- **What is expected**: Leave the pictures out and return every line below exactly.

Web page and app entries
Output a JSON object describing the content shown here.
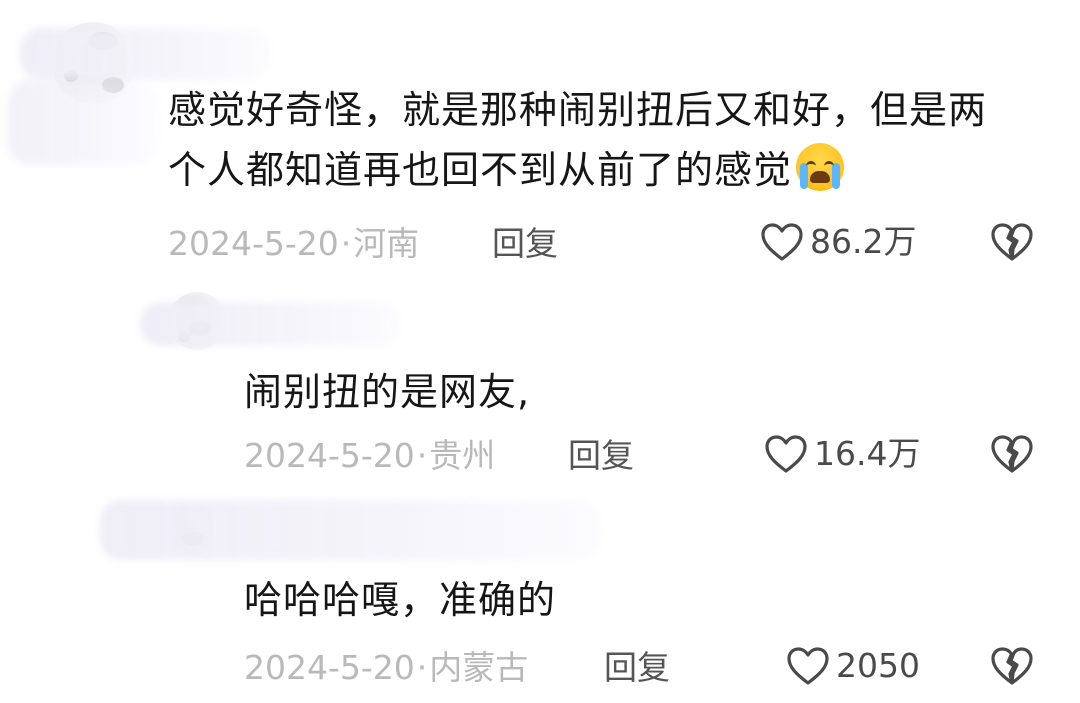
{
  "comments": [
    {
      "text_line1": "感觉好奇怪，就是那种闹别扭后又和好，但是两",
      "text_line2": "个人都知道再也回不到从前了的感觉",
      "emoji": "loudly-crying-face",
      "date": "2024-5-20",
      "separator": "·",
      "location": "河南",
      "reply_label": "回复",
      "likes": "86.2万"
    },
    {
      "text_line1": "闹别扭的是网友,",
      "date": "2024-5-20",
      "separator": "·",
      "location": "贵州",
      "reply_label": "回复",
      "likes": "16.4万"
    },
    {
      "text_line1": "哈哈哈嘎，准确的",
      "date": "2024-5-20",
      "separator": "·",
      "location": "内蒙古",
      "reply_label": "回复",
      "likes": "2050"
    }
  ],
  "icons": {
    "like": "heart-outline-icon",
    "dislike": "broken-heart-outline-icon"
  },
  "colors": {
    "meta_gray": "#b9b9b9",
    "text": "#161616",
    "icon": "#4a4a4a"
  }
}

- **Solution to the problem**:
Output a JSON object describing the content shown here.
{
  "comments": [
    {
      "text_line1": "感觉好奇怪，就是那种闹别扭后又和好，但是两",
      "text_line2": "个人都知道再也回不到从前了的感觉",
      "emoji": "loudly-crying-face",
      "date": "2024-5-20",
      "separator": "·",
      "location": "河南",
      "reply_label": "回复",
      "likes": "86.2万"
    },
    {
      "text_line1": "闹别扭的是网友,",
      "date": "2024-5-20",
      "separator": "·",
      "location": "贵州",
      "reply_label": "回复",
      "likes": "16.4万"
    },
    {
      "text_line1": "哈哈哈嘎，准确的",
      "date": "2024-5-20",
      "separator": "·",
      "location": "内蒙古",
      "reply_label": "回复",
      "likes": "2050"
    }
  ],
  "icons": {
    "like": "heart-outline-icon",
    "dislike": "broken-heart-outline-icon"
  },
  "colors": {
    "meta_gray": "#b9b9b9",
    "text": "#161616",
    "icon": "#4a4a4a"
  }
}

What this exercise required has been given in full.